• Work item: Go through the entries below. Copy out every line that contains "JSON".

(Dataset rows describing interfaces)
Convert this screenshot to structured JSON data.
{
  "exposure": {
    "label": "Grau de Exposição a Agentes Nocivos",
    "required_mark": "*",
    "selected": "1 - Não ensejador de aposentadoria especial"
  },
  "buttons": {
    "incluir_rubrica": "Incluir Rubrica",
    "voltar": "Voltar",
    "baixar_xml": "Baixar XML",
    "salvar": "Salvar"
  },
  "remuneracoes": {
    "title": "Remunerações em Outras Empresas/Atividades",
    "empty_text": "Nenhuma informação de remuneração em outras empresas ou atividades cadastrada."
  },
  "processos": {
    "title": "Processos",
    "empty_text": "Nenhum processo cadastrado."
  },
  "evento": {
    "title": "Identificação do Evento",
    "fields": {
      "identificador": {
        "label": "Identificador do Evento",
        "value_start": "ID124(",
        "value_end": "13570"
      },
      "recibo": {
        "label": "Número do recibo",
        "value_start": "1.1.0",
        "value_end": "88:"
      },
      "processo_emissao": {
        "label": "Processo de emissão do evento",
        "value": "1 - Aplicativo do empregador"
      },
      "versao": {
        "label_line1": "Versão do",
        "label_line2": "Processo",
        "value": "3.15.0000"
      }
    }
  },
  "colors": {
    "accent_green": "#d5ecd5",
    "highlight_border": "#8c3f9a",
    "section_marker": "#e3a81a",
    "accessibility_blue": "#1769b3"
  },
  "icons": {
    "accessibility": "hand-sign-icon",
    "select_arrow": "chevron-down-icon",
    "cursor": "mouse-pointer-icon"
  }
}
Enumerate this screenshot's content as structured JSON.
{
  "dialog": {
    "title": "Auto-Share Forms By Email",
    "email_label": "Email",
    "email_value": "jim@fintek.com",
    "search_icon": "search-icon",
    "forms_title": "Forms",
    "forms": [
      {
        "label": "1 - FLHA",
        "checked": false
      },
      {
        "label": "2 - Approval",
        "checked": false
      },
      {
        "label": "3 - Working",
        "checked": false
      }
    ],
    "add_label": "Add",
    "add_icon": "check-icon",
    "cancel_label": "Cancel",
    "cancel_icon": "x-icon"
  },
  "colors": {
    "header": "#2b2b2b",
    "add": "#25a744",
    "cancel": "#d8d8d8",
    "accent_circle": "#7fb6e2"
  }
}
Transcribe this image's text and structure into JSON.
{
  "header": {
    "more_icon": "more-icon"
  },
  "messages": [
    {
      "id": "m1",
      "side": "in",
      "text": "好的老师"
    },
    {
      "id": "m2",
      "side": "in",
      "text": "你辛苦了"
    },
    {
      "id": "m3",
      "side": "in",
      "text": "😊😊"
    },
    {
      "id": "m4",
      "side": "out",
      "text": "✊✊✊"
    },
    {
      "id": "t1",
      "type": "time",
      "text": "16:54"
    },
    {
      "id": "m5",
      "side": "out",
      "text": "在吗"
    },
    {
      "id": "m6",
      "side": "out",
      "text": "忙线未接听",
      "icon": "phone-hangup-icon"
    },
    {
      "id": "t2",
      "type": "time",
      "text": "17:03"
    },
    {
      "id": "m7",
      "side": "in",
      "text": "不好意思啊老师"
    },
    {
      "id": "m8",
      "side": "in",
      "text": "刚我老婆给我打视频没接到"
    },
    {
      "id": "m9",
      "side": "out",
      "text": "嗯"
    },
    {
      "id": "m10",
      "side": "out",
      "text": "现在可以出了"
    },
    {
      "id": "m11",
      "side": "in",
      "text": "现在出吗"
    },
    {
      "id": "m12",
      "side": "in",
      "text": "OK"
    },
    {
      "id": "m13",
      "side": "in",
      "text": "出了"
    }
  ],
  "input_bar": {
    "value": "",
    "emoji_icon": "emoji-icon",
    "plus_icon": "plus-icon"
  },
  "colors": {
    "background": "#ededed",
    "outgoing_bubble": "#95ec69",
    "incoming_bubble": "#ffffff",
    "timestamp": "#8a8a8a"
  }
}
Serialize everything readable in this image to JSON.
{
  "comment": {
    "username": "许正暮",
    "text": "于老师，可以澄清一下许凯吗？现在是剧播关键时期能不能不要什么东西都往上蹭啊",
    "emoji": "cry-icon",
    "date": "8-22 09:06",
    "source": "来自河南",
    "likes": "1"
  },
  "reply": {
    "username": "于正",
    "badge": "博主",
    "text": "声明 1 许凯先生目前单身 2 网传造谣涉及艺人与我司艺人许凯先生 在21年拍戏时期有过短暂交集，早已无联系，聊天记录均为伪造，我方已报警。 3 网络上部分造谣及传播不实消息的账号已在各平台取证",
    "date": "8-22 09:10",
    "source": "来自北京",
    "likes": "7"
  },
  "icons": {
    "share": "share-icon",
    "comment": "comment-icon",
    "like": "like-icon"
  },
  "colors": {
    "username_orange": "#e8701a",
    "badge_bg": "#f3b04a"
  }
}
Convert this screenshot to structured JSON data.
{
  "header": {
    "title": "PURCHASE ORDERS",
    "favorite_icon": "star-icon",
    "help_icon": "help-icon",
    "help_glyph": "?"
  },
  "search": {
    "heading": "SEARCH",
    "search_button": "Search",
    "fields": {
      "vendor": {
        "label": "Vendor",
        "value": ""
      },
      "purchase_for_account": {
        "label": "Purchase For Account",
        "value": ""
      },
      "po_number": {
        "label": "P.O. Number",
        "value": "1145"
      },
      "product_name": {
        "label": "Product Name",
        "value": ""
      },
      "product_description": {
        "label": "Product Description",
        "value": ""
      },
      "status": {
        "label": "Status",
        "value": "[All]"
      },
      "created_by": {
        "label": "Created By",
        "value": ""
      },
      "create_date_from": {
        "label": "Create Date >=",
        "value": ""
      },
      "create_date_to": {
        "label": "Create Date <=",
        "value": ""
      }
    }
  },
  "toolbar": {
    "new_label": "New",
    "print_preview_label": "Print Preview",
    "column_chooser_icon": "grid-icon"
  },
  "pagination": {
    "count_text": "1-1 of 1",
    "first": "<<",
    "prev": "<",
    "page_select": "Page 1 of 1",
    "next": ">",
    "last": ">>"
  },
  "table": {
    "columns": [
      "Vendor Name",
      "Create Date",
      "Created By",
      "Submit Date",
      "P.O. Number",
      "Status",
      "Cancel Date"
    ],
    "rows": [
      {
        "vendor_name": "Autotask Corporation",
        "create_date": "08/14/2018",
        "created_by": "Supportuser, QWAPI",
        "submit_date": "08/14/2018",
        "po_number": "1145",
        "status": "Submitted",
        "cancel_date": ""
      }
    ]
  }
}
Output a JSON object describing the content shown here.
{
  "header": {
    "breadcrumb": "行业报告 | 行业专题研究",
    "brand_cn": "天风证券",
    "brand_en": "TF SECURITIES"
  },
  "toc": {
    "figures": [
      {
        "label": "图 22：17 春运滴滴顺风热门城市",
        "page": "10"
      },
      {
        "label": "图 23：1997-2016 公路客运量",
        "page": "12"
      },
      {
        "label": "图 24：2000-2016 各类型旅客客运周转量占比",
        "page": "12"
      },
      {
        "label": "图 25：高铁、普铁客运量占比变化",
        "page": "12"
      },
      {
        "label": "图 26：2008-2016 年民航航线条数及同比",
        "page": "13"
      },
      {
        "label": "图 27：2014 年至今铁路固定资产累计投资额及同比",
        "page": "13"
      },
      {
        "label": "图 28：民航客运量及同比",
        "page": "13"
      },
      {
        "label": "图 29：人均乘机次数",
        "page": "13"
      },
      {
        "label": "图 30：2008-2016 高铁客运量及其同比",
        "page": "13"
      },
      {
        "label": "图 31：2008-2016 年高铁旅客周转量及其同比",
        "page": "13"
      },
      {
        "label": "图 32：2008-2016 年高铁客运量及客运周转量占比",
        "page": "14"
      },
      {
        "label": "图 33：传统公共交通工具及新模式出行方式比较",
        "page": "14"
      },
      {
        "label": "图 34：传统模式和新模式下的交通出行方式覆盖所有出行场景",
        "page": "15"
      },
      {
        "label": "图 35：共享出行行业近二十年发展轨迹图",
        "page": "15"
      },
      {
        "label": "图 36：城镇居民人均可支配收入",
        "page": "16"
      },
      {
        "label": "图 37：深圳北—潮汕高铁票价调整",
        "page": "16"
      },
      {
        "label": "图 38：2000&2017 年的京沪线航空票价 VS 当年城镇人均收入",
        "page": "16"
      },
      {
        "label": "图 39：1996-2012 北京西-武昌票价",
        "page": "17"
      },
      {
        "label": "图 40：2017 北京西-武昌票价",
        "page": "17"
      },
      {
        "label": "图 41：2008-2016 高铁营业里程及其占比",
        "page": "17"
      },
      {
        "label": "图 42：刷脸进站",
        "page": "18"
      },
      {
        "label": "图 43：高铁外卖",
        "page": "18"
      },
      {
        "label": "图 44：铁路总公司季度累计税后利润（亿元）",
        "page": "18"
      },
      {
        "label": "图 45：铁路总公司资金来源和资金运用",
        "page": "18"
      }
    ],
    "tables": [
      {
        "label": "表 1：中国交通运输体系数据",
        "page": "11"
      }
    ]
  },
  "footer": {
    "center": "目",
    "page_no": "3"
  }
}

• Response to the task:
Convert this screenshot to structured JSON data.
Enumerate this screenshot's content as structured JSON.
Transcribe this image's text and structure into JSON.
Serialize everything readable in this image to JSON.
Convert this screenshot to structured JSON data.
Output a JSON object describing the content shown here.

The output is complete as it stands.